for the ensuing year; viz. the Rev. D. Veysie, M.A., Student and Senior Censor of Christ Church, as Senior Proctor; and the Rev. R. M. White, M.A., Fellow of Magdalen College, as Junior Proctor. Mr. Veysie was presented by the Very Rev. the Dean of Christ Church, and nominated for his Pro-Proctors the Rev. J. Williams and Rev. A. Short, Masters of Arts of Christ Church. Mr. White was presented by Doctor Daubeny, Vice-President of Magdalen, and nominated as his Pro-Proctors the Rev. J. Linton and F. J. Parsons, Masters of Arts of Magdalen.
May 25.-This being the first day of Act Term, the Rev. H.D. Harington, M.A., Fellow of Exeter College, the Rev. R. Biscoe, M.A., Student of Christ Church, and the Rev. E. Higgins, M.A. of Brasennose College, were nominated Masters of the Schools for the year ensuing.
June 2.-The Chancellor's and Sir Roger Newdigate s prizes were adjudged as follows. Latin Verse― Numantia;' R. Palmer, Scholar of Trinity. English Essay- On the Use and Abuse of Theory;' C. P. Eden, B.A. of Öriel. Latin Essay-' Quænam fuerit Oratorum Atticorum apud Populum Auctoritas;' C. Wordsworth, B.A., Student of Christ Church. Sir Roger Newdigate's
prize for English Verse- The Suttees;' P. M. Ashworth, Commoner of Wadham.
June 9.-The judges of the Theological Prize having awarded it to B. Harrison, B.A., Student of Christ Church, the Essay was read before the University in the Divinity School.
The following subjects are proposed for the Chancellor's Prizes for the ensuing year:- For Latin Verse-' Attila.' For an English Essay The Study of different Languages, as it relates to the Philosophy of the Human Mind.' For a Latin Essay-' De Stoicorum Disciplina.' Sir Roger Newdigate's Prize English Verse -Staffa.'
Theological Prize.-On 'The fulness of Time' at which Christ appeared on Earth.
The names of those Candidates who are admitted by the Public Examiners into the four Classes of Discipline Mathematicæ et Physica, according to the alphabetical arrangement in each Class prescribed by the statute, stand as follow:-First Class-T. D. Ackland, Christ Church; C. Balston, Corpus Christi College; W. Boyd, University College; R. Browne, St. John's College; A. Perkins, Oriel College; T. Simcox, Wadham College. Second Class-G. Kempe, Exeter College; H. Randall, Queen's College; R. Wilson, Oriel College. Third Class-H. Moncrieff, New College; J. Richards, Corpus Christi College. Fourth Class-E. Goslen, Magdalen Hall; A. F. M'Geachy, Baliol College.
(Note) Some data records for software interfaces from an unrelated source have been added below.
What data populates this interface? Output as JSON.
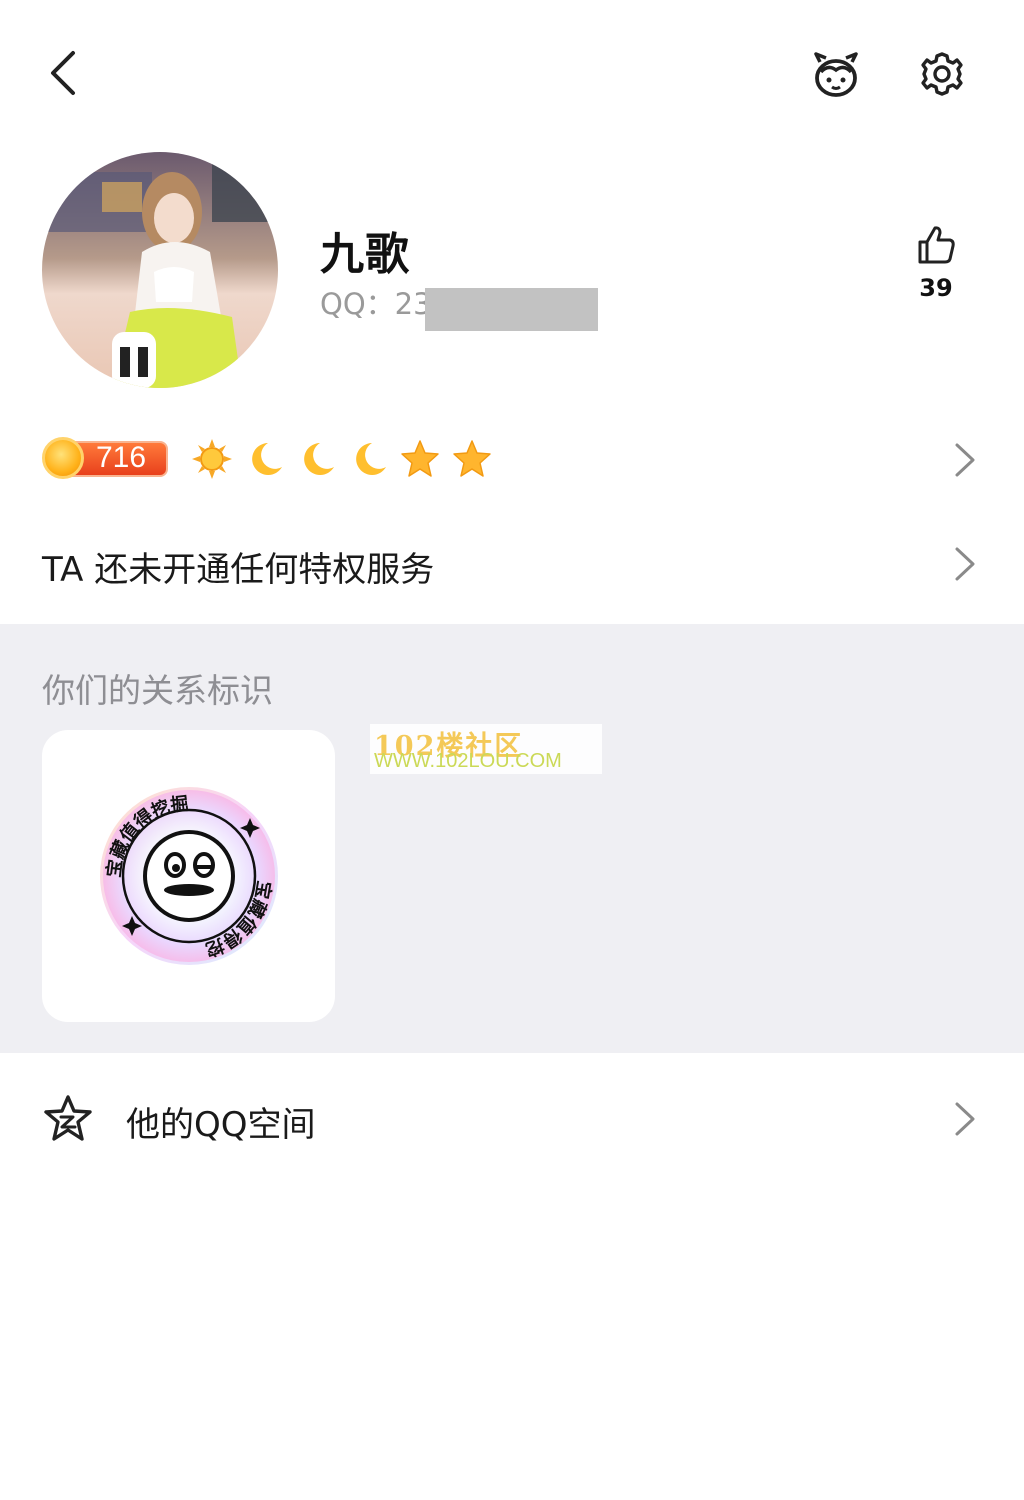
{
  "profile": {
    "nickname": "九歌",
    "qq_label": "QQ：23",
    "likes": "39"
  },
  "level": {
    "coin_count": "716",
    "icons": [
      "sun-icon",
      "moon-icon",
      "moon-icon",
      "moon-icon",
      "star-icon",
      "star-icon"
    ]
  },
  "privilege": {
    "text": "TA 还未开通任何特权服务"
  },
  "relation": {
    "section_title": "你们的关系标识",
    "badge_text": "宝藏值得挖掘",
    "badge_text_2": "宝藏值得挖掘"
  },
  "watermark": {
    "line1": "102楼社区",
    "line2": "WWW.102LOU.COM"
  },
  "zone": {
    "label": "他的QQ空间"
  },
  "colors": {
    "gray_section": "#efeff3",
    "coin_bar": "#e8401c",
    "star": "#ffb52e"
  }
}
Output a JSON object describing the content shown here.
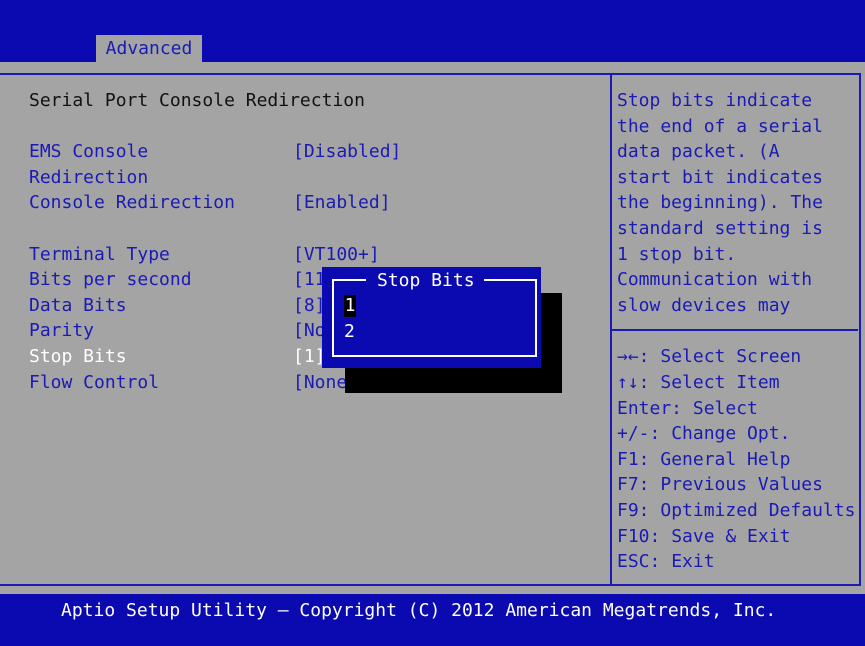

Examiners-B. Powell, R. Walker, A. P. Saunders.
Cambridge, March 10.-The Chancellor's gold medals for the two best proficients in classical learning among the Commencing Bachelors of Arts were adjudged to J. Williams Blakesley, of Trinity College; and W. H. Hoare, of St. John's College.
At a congregation on March 9, a grace to the following effect unanimously passed the Senate:-